This has been a harsh war for journalism. A handful of good practitioners were killed in action, including 51-year-old Terry Lloyd, a veteran foreign correspondent for Britain's Independent Television News. The urbane Lloyd was an old-style journalist--keen to be first but always determined to be accurate, and his experience and knowledge allowed him to balance the two.
Then there was Michael Kelly, the editor-at-large of the Atlantic Monthly, whose caustic conservative commentary was respected widely and who gave up the comforts of armchair punditry and went forth into battle for the final time.
Both Kelly and Lloyd maintained their usual high standards when covering the war. That can't be said of the bulk of TV and print reporters marauding around the Iraqi battlefield and neighboring states. Many have demonstrated an ignorance of warfare and the Middle East that would have appalled Lloyd and Kelly.

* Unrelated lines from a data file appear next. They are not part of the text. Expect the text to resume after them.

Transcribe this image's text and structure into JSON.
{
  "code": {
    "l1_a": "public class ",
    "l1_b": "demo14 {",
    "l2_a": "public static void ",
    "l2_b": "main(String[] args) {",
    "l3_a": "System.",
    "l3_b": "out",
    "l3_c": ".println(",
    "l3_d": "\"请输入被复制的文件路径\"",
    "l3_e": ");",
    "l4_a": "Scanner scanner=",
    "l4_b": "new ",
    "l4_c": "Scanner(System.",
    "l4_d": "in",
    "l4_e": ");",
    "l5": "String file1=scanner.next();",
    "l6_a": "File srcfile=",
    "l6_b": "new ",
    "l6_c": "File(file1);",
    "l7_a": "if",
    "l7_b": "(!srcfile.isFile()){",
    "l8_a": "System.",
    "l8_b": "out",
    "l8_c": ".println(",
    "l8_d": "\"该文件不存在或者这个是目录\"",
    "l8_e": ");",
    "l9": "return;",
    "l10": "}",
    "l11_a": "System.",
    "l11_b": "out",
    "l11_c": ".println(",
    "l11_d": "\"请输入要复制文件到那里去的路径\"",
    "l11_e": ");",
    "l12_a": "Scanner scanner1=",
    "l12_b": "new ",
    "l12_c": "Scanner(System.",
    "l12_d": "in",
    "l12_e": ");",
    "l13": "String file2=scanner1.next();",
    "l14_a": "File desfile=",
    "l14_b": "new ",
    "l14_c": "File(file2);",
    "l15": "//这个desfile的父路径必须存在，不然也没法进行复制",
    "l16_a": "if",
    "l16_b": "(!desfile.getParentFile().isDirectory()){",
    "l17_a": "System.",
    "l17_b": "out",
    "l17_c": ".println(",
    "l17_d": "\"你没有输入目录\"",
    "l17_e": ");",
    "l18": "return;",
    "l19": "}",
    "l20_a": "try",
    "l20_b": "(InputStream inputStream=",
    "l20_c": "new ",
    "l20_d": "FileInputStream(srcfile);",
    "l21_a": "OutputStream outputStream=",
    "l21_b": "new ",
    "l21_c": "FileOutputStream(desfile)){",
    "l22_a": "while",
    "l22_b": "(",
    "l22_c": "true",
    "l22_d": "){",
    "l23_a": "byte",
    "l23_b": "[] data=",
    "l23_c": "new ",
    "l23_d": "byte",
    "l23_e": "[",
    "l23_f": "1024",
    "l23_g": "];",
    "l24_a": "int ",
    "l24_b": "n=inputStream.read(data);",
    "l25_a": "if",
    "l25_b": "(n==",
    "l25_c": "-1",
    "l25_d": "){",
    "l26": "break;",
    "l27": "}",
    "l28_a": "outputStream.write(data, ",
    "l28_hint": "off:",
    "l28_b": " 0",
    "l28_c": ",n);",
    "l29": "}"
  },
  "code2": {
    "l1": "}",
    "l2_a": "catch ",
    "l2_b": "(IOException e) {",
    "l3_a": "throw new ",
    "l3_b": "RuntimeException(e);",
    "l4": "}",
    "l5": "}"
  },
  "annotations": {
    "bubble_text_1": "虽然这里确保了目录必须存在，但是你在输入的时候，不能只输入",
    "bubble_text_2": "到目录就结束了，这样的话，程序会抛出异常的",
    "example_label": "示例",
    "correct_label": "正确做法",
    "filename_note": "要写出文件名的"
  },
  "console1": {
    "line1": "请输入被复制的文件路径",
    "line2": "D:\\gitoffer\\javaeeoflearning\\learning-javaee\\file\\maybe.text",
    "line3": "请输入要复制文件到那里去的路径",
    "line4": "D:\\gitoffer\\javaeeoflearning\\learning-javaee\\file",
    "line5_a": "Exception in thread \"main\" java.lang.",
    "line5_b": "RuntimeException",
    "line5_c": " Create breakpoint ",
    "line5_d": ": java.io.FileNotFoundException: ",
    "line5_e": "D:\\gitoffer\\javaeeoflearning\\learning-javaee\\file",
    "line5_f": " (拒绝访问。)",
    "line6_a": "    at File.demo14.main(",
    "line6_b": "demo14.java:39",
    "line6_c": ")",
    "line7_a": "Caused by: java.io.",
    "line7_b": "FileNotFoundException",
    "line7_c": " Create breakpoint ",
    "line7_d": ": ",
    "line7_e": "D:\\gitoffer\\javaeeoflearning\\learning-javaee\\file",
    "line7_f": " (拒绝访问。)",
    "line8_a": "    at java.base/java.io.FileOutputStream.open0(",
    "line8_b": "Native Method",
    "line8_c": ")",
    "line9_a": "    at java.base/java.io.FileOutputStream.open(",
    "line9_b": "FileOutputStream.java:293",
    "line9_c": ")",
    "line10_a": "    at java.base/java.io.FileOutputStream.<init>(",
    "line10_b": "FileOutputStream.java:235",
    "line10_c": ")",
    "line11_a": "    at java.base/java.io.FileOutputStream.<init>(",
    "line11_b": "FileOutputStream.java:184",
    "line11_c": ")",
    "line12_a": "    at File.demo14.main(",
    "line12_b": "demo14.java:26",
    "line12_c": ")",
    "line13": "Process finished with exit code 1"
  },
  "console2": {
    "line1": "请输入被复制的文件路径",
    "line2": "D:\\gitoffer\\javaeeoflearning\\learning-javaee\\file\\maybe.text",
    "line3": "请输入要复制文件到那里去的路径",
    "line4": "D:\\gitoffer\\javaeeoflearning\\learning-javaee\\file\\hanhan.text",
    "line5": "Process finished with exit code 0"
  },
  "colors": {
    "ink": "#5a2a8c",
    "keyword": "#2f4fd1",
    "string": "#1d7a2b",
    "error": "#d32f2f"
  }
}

As ever the war drew a fair number of free-lancers, some highly experienced but most eager young amateurs who had thoughts of making a name for themselves and weren't too careful how they set out to do it. The BBC's Allan Little, a veteran war correspondent, wrote a column shortly after Lloyd's death highlighting the complaints of an experienced TV cameraman about the risks his free-lance producer and reporter were ready to run on a battlefield they didn't understand. "They scare the hell out of me," he lamented.
More shocking, though, has been the lack of expertise and understanding exhibited by many staff journalists and their media organizations. They failed time and again even to try to cut through the fog of war by providing authentic context for their reports. The best on offer most of the time was the "boyish enthusiasm" of the embedded correspondents--hardly a triumph in balanced or accurate journalism.
Most TV executives don't see it this way. They have eyes only for the pictures and the huge technological advance that has come with real-time war coverage. The response to that should be great visuals, pity about the commentary, though.
Inexperienced and subpar journalism led to some major mistakes, and to the acceptance of disinformation and misinformation as reliable reporting. The lines between fact and propaganda became disturbingly blurred.
Part of the reason for that came also from the demands of round-the-clock news that resulted in military claims being relayed instantly to millions without confirmation or verification. False reporting came quickly. Take for example the battle for Umm Qasr. That southern Iraqi deep-sea port was an early target and, by the first weekend of the war it had been reported "taken" several times by the military and the media. …